■ **REQUIRED WORK**
Whenever the word "icon" turns up in a line of the data below, copy that line.

--- DATASET EXCERPTS Enclosed Below ---

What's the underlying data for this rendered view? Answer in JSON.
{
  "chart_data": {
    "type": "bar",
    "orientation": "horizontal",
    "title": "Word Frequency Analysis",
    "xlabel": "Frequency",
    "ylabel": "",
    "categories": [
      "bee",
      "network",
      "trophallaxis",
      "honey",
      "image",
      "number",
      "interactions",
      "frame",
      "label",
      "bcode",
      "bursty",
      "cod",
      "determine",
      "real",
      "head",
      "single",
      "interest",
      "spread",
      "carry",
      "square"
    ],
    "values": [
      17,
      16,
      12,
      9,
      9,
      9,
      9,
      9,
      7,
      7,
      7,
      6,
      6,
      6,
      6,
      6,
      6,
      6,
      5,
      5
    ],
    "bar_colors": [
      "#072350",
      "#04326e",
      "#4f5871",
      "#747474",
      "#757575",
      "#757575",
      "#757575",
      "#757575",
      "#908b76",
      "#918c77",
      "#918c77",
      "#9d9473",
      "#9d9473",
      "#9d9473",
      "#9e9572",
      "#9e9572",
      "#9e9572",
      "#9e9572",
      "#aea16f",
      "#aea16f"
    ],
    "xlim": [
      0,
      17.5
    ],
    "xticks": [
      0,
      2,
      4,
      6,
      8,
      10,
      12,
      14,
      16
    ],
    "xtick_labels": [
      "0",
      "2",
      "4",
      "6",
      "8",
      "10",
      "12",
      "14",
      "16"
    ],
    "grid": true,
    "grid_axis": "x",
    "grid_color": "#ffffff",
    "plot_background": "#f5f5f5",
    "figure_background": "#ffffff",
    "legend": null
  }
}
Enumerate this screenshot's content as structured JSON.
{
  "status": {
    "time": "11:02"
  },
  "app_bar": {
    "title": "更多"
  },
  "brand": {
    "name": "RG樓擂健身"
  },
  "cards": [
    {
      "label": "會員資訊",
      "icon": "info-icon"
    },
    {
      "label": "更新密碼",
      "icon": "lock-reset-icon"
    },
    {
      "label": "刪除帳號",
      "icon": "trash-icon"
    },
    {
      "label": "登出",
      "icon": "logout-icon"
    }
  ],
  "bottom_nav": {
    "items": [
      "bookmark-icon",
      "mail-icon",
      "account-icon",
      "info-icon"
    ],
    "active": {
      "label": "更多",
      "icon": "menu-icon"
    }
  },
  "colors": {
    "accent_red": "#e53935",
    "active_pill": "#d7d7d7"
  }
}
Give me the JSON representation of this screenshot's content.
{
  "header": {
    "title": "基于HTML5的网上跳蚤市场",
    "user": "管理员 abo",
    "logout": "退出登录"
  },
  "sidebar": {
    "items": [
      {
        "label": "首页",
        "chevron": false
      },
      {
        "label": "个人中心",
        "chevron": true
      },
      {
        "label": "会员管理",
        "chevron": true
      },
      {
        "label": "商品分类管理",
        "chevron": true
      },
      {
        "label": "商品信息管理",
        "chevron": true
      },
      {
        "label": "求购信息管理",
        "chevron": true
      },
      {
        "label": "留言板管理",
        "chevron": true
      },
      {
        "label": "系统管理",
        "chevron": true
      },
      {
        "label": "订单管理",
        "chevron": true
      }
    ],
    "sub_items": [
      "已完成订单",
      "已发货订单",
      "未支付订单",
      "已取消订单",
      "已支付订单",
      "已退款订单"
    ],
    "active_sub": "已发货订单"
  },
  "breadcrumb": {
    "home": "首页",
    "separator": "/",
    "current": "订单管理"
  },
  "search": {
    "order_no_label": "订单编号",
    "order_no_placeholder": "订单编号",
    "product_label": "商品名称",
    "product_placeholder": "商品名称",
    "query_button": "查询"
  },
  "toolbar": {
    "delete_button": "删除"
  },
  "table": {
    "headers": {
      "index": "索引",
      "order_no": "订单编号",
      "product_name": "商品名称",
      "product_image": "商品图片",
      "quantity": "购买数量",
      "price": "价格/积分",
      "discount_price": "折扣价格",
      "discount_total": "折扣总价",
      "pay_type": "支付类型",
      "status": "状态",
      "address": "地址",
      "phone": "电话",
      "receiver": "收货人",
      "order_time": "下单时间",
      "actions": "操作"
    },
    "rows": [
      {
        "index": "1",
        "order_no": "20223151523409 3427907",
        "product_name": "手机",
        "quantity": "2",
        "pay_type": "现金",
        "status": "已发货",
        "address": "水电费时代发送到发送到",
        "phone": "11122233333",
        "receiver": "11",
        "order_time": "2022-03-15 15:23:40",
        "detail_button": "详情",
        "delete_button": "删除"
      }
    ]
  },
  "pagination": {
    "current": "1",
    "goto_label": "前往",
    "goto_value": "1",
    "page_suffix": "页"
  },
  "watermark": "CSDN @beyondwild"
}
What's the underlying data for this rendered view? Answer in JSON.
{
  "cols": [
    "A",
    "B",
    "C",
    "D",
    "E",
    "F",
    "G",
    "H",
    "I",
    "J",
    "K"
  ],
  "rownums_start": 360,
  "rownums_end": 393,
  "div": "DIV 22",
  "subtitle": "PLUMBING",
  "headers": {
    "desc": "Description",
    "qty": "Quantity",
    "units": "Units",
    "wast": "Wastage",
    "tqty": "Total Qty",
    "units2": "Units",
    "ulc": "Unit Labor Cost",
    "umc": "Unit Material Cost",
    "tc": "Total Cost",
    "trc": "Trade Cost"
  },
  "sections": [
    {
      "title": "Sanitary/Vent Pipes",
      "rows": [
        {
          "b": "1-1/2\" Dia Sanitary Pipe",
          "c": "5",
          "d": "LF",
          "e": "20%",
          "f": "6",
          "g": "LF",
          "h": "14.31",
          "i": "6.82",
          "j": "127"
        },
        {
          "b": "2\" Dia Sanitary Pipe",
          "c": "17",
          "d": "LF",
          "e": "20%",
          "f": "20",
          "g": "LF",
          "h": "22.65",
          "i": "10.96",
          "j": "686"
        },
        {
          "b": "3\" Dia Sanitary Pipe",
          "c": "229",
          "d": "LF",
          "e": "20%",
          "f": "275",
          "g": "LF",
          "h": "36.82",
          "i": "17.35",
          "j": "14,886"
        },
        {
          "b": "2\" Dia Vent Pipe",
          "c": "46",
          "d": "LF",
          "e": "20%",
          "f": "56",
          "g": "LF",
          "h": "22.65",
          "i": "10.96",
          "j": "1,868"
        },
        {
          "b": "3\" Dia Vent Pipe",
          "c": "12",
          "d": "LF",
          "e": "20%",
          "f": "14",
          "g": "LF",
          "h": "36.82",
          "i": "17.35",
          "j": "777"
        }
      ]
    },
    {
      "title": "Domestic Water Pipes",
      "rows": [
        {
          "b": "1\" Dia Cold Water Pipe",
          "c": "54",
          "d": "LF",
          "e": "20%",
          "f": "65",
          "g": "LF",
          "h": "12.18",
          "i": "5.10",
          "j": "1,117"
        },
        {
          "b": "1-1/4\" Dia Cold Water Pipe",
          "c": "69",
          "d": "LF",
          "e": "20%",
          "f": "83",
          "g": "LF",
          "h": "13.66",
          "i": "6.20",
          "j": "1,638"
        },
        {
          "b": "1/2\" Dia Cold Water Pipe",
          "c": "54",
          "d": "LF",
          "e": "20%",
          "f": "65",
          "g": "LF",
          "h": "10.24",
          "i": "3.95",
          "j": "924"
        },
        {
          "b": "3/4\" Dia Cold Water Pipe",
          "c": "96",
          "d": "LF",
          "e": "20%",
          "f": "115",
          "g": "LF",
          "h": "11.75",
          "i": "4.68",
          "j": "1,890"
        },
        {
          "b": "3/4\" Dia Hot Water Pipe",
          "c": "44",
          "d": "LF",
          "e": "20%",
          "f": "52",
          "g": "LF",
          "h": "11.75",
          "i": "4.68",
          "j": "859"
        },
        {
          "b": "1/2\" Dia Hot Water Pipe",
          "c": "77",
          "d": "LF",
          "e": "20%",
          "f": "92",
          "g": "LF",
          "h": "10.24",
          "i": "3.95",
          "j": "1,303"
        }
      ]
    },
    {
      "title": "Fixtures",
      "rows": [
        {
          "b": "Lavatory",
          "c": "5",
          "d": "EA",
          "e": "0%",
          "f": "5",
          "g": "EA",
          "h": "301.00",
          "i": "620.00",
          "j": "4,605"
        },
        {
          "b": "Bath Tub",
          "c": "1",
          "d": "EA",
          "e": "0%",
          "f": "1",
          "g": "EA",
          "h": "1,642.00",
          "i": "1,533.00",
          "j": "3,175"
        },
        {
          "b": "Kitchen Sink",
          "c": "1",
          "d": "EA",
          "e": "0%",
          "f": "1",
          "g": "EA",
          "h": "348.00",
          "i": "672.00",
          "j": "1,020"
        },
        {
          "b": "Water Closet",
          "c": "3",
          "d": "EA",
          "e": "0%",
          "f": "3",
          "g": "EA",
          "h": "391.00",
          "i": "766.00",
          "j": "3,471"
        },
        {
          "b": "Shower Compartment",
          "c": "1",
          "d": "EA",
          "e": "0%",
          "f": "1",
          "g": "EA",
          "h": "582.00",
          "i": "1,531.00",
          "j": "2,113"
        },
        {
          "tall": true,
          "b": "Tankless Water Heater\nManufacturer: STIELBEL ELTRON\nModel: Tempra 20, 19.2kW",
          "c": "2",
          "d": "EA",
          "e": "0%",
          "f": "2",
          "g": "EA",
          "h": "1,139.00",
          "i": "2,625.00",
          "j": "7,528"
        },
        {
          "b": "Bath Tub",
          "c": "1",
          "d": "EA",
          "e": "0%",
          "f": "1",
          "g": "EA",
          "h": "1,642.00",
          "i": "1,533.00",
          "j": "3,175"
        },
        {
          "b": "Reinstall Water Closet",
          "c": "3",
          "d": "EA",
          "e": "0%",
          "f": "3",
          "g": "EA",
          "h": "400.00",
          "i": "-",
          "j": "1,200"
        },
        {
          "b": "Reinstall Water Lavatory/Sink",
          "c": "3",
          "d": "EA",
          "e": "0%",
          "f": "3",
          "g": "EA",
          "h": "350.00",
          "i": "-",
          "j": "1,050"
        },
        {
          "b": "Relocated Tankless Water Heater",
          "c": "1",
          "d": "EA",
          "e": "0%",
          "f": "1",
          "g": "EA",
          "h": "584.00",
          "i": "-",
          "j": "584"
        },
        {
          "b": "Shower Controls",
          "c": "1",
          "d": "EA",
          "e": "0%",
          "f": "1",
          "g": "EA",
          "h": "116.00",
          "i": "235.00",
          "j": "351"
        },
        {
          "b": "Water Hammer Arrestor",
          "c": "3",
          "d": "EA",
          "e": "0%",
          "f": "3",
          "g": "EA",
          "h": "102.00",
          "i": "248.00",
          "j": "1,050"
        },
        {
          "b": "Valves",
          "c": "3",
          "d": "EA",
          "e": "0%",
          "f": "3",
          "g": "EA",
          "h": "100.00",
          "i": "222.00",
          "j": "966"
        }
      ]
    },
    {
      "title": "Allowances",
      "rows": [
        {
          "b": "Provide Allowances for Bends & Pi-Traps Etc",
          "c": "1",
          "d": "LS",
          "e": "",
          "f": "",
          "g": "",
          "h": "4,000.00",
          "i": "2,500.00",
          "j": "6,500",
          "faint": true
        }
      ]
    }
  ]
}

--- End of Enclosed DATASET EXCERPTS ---

■ **EXERCISE SOLUTION**
      "icon": "info-icon"
      "icon": "lock-reset-icon"
      "icon": "trash-icon"
      "icon": "logout-icon"
      "bookmark-icon",
      "mail-icon",
      "account-icon",
      "info-icon"
      "icon": "menu-icon"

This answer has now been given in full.